Aim of the exercise:
From the data below, give the number of lines holding the word "active", with nothing else added.

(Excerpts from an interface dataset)
————
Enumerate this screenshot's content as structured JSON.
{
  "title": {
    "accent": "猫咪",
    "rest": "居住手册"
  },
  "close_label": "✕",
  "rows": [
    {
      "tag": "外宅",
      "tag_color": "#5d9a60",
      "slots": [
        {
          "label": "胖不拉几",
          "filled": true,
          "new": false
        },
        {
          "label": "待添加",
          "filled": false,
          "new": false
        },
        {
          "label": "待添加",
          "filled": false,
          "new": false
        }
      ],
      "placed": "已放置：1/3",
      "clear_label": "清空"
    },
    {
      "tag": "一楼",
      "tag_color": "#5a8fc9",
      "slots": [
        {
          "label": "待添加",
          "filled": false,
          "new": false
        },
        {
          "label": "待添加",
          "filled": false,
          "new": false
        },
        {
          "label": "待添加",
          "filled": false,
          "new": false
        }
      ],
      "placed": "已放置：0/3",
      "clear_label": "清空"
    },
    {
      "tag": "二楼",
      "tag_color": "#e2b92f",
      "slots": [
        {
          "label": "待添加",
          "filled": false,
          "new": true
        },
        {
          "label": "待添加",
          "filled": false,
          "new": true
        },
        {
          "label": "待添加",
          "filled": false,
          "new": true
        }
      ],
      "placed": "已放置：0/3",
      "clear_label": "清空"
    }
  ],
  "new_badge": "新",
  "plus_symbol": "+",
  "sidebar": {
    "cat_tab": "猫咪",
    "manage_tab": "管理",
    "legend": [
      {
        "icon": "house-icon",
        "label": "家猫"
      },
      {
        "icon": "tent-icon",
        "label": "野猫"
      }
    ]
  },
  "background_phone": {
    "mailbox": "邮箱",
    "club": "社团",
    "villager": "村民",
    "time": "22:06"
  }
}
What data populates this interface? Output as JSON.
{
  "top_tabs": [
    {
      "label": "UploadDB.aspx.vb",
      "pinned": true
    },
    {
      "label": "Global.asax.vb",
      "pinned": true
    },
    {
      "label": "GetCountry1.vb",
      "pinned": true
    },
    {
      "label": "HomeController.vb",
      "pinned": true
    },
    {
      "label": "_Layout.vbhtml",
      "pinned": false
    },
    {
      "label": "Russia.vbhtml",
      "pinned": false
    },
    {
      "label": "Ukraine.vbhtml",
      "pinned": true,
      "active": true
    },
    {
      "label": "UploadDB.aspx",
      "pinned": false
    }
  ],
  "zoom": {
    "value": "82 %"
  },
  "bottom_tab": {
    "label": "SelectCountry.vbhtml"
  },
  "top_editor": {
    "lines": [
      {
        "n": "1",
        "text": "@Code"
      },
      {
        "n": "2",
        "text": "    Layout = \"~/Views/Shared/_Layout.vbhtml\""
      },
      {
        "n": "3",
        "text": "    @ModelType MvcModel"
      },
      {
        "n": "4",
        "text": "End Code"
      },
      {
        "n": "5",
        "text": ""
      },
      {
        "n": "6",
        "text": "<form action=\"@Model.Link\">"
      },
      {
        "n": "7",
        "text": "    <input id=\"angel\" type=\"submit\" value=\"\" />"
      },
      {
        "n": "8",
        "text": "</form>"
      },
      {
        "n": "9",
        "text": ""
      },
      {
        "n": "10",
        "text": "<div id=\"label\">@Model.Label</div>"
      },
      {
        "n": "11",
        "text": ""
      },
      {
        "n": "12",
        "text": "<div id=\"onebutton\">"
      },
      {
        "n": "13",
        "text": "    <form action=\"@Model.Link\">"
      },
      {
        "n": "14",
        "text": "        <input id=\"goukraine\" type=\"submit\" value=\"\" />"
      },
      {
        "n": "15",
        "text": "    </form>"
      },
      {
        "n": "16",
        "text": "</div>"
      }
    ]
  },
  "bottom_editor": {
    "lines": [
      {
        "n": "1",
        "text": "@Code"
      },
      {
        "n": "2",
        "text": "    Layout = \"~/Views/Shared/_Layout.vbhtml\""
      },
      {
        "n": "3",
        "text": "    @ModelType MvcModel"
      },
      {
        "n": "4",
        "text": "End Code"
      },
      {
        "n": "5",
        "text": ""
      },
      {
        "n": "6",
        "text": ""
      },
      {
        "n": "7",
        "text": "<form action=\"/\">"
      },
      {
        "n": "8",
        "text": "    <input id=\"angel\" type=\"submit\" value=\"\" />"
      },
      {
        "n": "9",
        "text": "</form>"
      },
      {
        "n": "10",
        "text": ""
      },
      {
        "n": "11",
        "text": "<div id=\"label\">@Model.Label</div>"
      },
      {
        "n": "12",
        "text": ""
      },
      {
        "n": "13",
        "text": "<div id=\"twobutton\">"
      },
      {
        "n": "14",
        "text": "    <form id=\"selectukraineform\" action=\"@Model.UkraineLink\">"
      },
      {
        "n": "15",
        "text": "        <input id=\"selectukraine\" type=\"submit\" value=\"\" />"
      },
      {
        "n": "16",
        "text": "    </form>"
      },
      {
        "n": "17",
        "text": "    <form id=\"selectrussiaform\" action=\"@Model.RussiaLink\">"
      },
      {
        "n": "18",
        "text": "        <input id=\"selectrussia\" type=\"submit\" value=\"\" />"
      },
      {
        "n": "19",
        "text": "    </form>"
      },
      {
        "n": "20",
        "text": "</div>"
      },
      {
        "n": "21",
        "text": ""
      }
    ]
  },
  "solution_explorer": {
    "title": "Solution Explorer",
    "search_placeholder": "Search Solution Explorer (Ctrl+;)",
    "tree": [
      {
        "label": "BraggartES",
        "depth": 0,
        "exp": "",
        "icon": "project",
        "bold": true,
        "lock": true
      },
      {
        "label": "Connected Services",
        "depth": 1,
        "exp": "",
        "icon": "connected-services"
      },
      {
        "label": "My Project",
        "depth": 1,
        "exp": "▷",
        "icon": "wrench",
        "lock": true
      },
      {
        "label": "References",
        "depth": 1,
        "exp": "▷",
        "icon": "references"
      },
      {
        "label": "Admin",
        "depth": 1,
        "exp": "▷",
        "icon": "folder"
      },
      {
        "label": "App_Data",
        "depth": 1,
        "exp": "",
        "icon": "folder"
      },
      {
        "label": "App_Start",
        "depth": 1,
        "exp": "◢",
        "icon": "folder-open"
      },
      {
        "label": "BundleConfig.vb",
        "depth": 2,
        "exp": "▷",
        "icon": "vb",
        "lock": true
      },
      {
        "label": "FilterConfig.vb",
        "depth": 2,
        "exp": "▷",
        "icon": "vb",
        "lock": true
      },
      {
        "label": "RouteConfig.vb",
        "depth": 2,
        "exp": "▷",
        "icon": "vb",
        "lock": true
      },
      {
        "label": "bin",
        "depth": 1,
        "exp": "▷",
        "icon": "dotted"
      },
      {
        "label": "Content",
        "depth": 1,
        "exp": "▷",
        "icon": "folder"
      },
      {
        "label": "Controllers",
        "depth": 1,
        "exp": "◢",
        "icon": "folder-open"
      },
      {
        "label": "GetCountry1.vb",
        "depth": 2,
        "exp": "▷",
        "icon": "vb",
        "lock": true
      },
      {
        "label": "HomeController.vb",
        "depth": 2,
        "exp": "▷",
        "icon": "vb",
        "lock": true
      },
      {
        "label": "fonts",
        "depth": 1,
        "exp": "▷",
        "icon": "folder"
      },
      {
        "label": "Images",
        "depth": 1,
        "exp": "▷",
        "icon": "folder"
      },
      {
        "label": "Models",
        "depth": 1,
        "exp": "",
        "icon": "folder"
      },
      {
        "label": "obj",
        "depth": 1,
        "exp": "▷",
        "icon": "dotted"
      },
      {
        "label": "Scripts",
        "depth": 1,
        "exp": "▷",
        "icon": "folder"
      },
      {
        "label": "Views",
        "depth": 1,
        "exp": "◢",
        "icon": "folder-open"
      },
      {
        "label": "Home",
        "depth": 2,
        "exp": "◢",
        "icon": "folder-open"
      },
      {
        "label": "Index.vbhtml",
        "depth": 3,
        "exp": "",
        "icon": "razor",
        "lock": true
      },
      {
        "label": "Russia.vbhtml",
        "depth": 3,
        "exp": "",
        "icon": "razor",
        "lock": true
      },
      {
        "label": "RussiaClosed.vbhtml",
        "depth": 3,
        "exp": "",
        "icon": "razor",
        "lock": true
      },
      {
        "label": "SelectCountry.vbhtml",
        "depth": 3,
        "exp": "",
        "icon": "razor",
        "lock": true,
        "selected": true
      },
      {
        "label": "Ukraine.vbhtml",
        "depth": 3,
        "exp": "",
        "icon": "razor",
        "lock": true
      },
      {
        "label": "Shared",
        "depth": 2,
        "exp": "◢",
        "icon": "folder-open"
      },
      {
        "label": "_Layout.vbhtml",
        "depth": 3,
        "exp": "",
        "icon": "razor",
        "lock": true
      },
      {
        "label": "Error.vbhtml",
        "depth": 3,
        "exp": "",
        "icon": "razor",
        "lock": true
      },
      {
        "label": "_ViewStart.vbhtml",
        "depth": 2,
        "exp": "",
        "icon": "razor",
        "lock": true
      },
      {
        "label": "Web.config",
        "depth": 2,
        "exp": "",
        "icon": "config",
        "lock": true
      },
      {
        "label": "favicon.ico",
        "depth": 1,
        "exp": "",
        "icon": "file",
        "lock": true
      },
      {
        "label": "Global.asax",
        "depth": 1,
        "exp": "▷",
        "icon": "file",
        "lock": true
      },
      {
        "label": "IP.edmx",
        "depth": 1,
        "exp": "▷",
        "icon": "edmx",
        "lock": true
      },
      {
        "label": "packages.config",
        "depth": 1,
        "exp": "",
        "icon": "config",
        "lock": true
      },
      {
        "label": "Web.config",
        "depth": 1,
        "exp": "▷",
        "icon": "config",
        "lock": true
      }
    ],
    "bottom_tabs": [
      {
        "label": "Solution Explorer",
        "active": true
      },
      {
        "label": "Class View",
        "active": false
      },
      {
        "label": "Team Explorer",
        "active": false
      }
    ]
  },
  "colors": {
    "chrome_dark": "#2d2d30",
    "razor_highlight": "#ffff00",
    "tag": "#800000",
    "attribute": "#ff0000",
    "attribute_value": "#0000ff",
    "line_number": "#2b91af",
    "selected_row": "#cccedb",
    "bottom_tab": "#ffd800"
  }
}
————
Exercise output:
4